Task goal
Should any entry seem unclear, still set it down exactly as given, along with all the others.

Provided records

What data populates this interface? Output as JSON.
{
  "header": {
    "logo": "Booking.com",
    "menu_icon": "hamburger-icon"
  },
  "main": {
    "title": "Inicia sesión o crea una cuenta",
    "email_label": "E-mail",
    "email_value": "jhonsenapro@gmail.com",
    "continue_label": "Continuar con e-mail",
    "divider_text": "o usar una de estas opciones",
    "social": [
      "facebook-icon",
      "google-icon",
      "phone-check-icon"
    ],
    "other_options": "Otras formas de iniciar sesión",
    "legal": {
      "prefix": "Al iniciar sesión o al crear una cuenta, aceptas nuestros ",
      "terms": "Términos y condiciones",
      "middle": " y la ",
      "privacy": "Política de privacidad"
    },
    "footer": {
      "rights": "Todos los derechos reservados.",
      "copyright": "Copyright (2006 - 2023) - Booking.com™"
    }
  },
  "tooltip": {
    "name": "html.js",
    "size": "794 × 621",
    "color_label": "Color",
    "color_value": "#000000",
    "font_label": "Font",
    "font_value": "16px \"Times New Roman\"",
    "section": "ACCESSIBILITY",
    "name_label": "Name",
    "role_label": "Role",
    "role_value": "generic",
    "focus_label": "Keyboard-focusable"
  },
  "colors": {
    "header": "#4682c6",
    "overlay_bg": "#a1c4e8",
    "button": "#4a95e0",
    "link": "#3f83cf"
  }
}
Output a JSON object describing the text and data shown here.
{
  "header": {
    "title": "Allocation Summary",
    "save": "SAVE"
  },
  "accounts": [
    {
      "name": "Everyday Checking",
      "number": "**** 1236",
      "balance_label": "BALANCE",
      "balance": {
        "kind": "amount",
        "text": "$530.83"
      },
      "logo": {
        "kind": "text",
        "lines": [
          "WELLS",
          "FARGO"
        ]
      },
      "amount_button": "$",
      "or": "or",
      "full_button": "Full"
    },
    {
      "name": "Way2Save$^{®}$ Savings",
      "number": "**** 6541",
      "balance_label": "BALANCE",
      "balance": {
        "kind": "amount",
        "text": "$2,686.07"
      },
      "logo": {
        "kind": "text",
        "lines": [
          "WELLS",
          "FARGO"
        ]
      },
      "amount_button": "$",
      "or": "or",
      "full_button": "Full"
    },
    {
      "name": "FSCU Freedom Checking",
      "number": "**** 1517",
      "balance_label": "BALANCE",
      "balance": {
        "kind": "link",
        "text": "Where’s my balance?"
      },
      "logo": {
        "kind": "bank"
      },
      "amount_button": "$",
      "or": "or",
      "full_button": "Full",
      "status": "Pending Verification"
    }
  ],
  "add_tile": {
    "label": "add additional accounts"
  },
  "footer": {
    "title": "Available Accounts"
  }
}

Result of the exercise
What data populates this interface? Output as JSON.
{
  "header": {
    "logo": "Booking.com",
    "menu_icon": "hamburger-icon"
  },
  "main": {
    "title": "Inicia sesión o crea una cuenta",
    "email_label": "E-mail",
    "email_value": "jhonsenapro@gmail.com",
    "continue_label": "Continuar con e-mail",
    "divider_text": "o usar una de estas opciones",
    "social": [
      "facebook-icon",
      "google-icon",
      "phone-check-icon"
    ],
    "other_options": "Otras formas de iniciar sesión",
    "legal": {
      "prefix": "Al iniciar sesión o al crear una cuenta, aceptas nuestros ",
      "terms": "Términos y condiciones",
      "middle": " y la ",
      "privacy": "Política de privacidad"
    },
    "footer": {
      "rights": "Todos los derechos reservados.",
      "copyright": "Copyright (2006 - 2023) - Booking.com™"
    }
  },
  "tooltip": {
    "name": "html.js",
    "size": "794 × 621",
    "color_label": "Color",
    "color_value": "#000000",
    "font_label": "Font",
    "font_value": "16px \"Times New Roman\"",
    "section": "ACCESSIBILITY",
    "name_label": "Name",
    "role_label": "Role",
    "role_value": "generic",
    "focus_label": "Keyboard-focusable"
  },
  "colors": {
    "header": "#4682c6",
    "overlay_bg": "#a1c4e8",
    "button": "#4a95e0",
    "link": "#3f83cf"
  }
}
Output a JSON object describing the text and data shown here.
{
  "header": {
    "title": "Allocation Summary",
    "save": "SAVE"
  },
  "accounts": [
    {
      "name": "Everyday Checking",
      "number": "**** 1236",
      "balance_label": "BALANCE",
      "balance": {
        "kind": "amount",
        "text": "$530.83"
      },
      "logo": {
        "kind": "text",
        "lines": [
          "WELLS",
          "FARGO"
        ]
      },
      "amount_button": "$",
      "or": "or",
      "full_button": "Full"
    },
    {
      "name": "Way2Save$^{®}$ Savings",
      "number": "**** 6541",
      "balance_label": "BALANCE",
      "balance": {
        "kind": "amount",
        "text": "$2,686.07"
      },
      "logo": {
        "kind": "text",
        "lines": [
          "WELLS",
          "FARGO"
        ]
      },
      "amount_button": "$",
      "or": "or",
      "full_button": "Full"
    },
    {
      "name": "FSCU Freedom Checking",
      "number": "**** 1517",
      "balance_label": "BALANCE",
      "balance": {
        "kind": "link",
        "text": "Where’s my balance?"
      },
      "logo": {
        "kind": "bank"
      },
      "amount_button": "$",
      "or": "or",
      "full_button": "Full",
      "status": "Pending Verification"
    }
  ],
  "add_tile": {
    "label": "add additional accounts"
  },
  "footer": {
    "title": "Available Accounts"
  }
}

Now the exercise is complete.